ELYRIA — City Council adopted the Cascade Park Redevelopment Plan, a 25-year master plan for the city’s first major park, on the same night that Mayor Bill Grace announced he is ready to accept it may be time to consider giving the park to another entity to operate.

Up until Tuesday, Grace had publicly denounced the idea of giving Cascade Park to someone else — the Lorain County Metro Parks being the most popular choice in the community. However, he now seems to be softening to the idea.

“It’s time for serious discussion about the future of the park,” he said. “Cascade Park needs millions, if not tens of millions, in improvement, and unless we are ready to start committing to that kind of investment, we need to seriously discuss turning the park over to another entity.”

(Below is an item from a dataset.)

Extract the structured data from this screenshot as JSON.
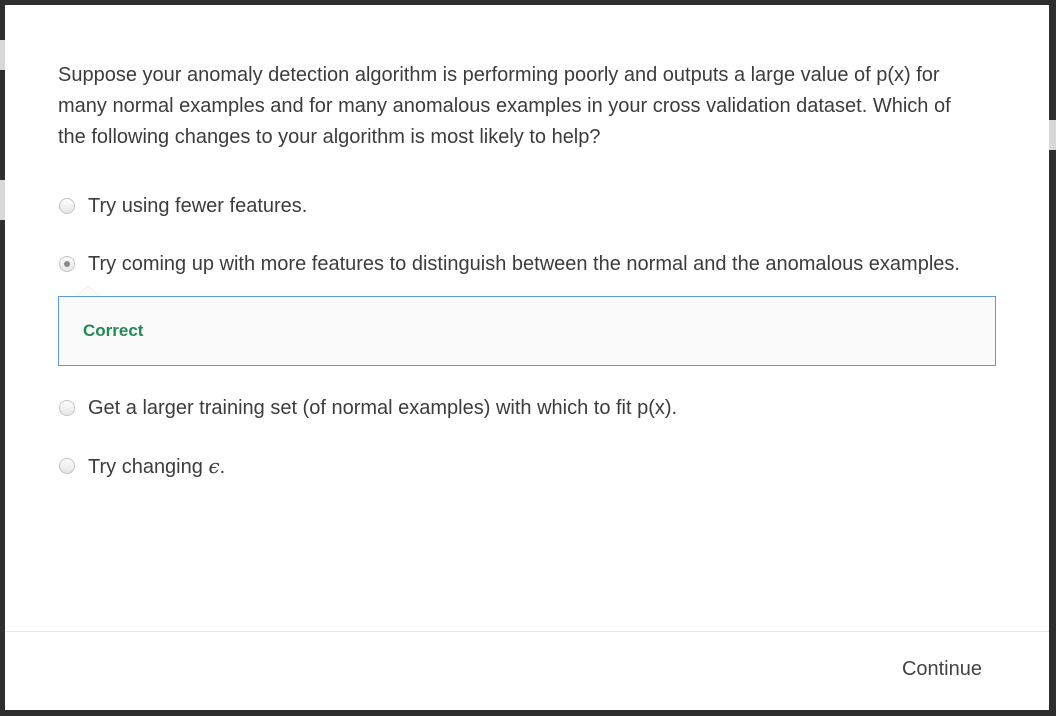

Going to the taxpayers for money for the park does not seem a likely solution because repeated ballot initiatives in recent years have failed, he said.

“I’m disappointed we have not been able to rally the community support needed to preserve the park,” Grace said.

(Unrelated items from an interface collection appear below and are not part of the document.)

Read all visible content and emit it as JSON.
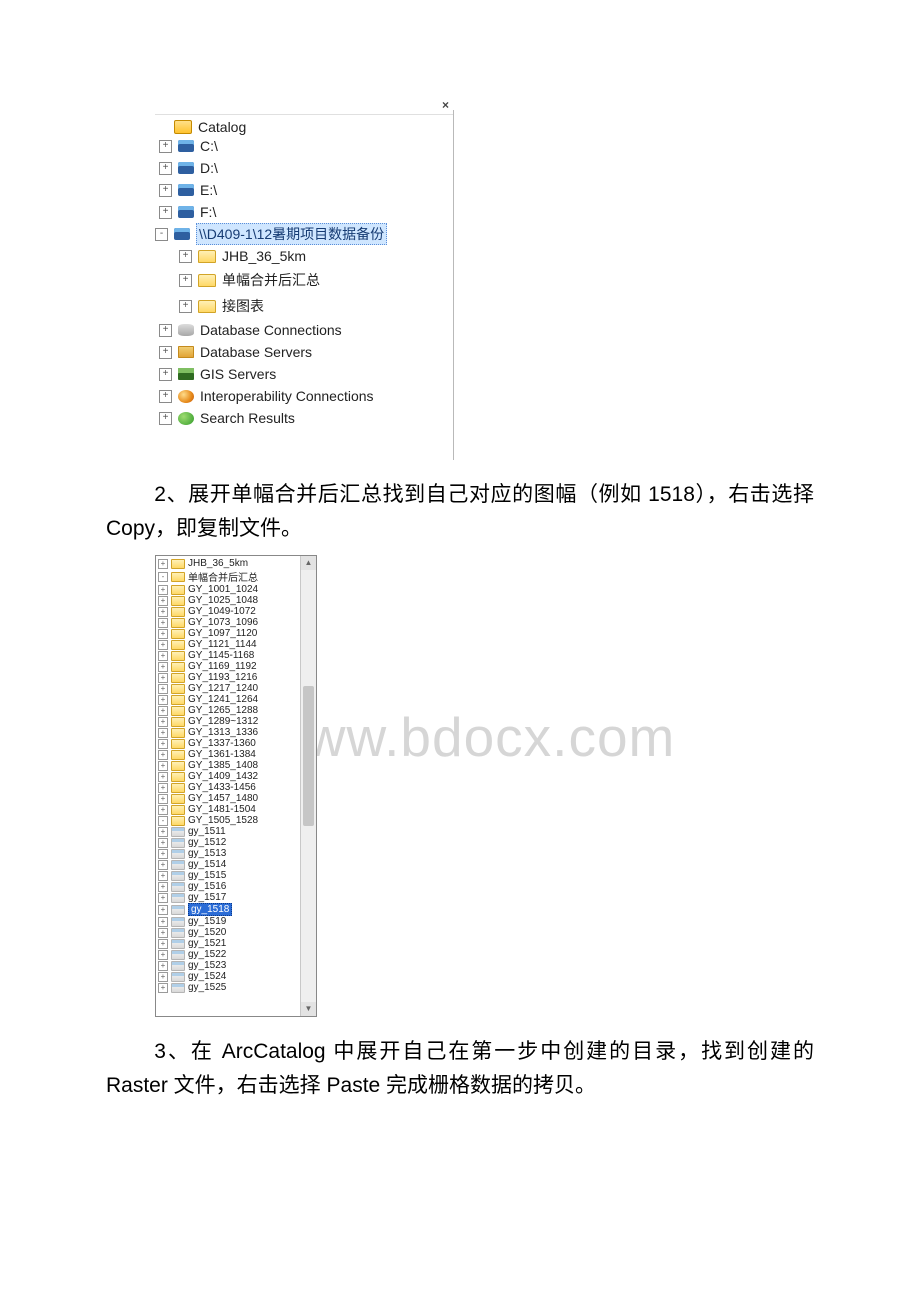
{
  "watermark": "www.bdocx.com",
  "panel1": {
    "close": "×",
    "root": "Catalog",
    "drives": [
      "C:\\",
      "D:\\",
      "E:\\",
      "F:\\"
    ],
    "network": {
      "path": "\\\\D409-1\\12暑期项目数据备份",
      "children": [
        "JHB_36_5km",
        "单幅合并后汇总",
        "接图表"
      ]
    },
    "tail": [
      "Database Connections",
      "Database Servers",
      "GIS Servers",
      "Interoperability Connections",
      "Search Results"
    ]
  },
  "para2": "2、展开单幅合并后汇总找到自己对应的图幅（例如 1518），右击选择 Copy，即复制文件。",
  "panel2": {
    "top": [
      {
        "label": "JHB_36_5km",
        "exp": "+",
        "type": "folder"
      },
      {
        "label": "单幅合并后汇总",
        "exp": "-",
        "type": "folder"
      }
    ],
    "gy_folders": [
      "GY_1001_1024",
      "GY_1025_1048",
      "GY_1049-1072",
      "GY_1073_1096",
      "GY_1097_1120",
      "GY_1121_1144",
      "GY_1145-1168",
      "GY_1169_1192",
      "GY_1193_1216",
      "GY_1217_1240",
      "GY_1241_1264",
      "GY_1265_1288",
      "GY_1289~1312",
      "GY_1313_1336",
      "GY_1337-1360",
      "GY_1361-1384",
      "GY_1385_1408",
      "GY_1409_1432",
      "GY_1433-1456",
      "GY_1457_1480",
      "GY_1481-1504"
    ],
    "open_folder": "GY_1505_1528",
    "rasters": [
      "gy_1511",
      "gy_1512",
      "gy_1513",
      "gy_1514",
      "gy_1515",
      "gy_1516",
      "gy_1517",
      "gy_1518",
      "gy_1519",
      "gy_1520",
      "gy_1521",
      "gy_1522",
      "gy_1523",
      "gy_1524",
      "gy_1525"
    ],
    "selected": "gy_1518"
  },
  "para3": "3、在 ArcCatalog 中展开自己在第一步中创建的目录，找到创建的 Raster 文件，右击选择 Paste 完成栅格数据的拷贝。"
}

Grace stopped short of calling for a public meeting to discuss the future of Cascade Park, and Council members had little to say about the idea.

Councilman Larry Tanner, D-1st Ward, was the only Council member to offer an opinion and in doing so championed Grace for finally admitting the city can no longer adequately operate Cascade Park.

“You are 100 percent right,” Tanner said. “The Metro Parks is who we should turn Cascade Park over to, and I will do whatever it takes to make it possible.”

Tanner said Elyrians are dreaming if they think the city has $30 million to $40 million to invest in Cascade Park.

Talks about Cascade did not stop Council from accepting the donation of three parcels of land from longtime Elyrian Jack Smith for the creation of the Black River Audubon Park on West Bridge Street. The park would be just over an acre, but with its close proximity to the Black River, Smith hopes parkgoers will see it as a perfect place to sit and appreciate nature.

By accepting the property, the city agrees to Smith’s terms — that he name he requested for the park be used and the second requiring that if the city chooses not to develop a park, the land returns to his estate.

Community Development Director Angie Byington said the city’s Parks Board, which provides recommendations for the city’s park system, still has to meet to discuss what should be done with the park and maintenance plans.

Contact Lisa Roberson at 329-7121 or lroberson@chroniclet.com.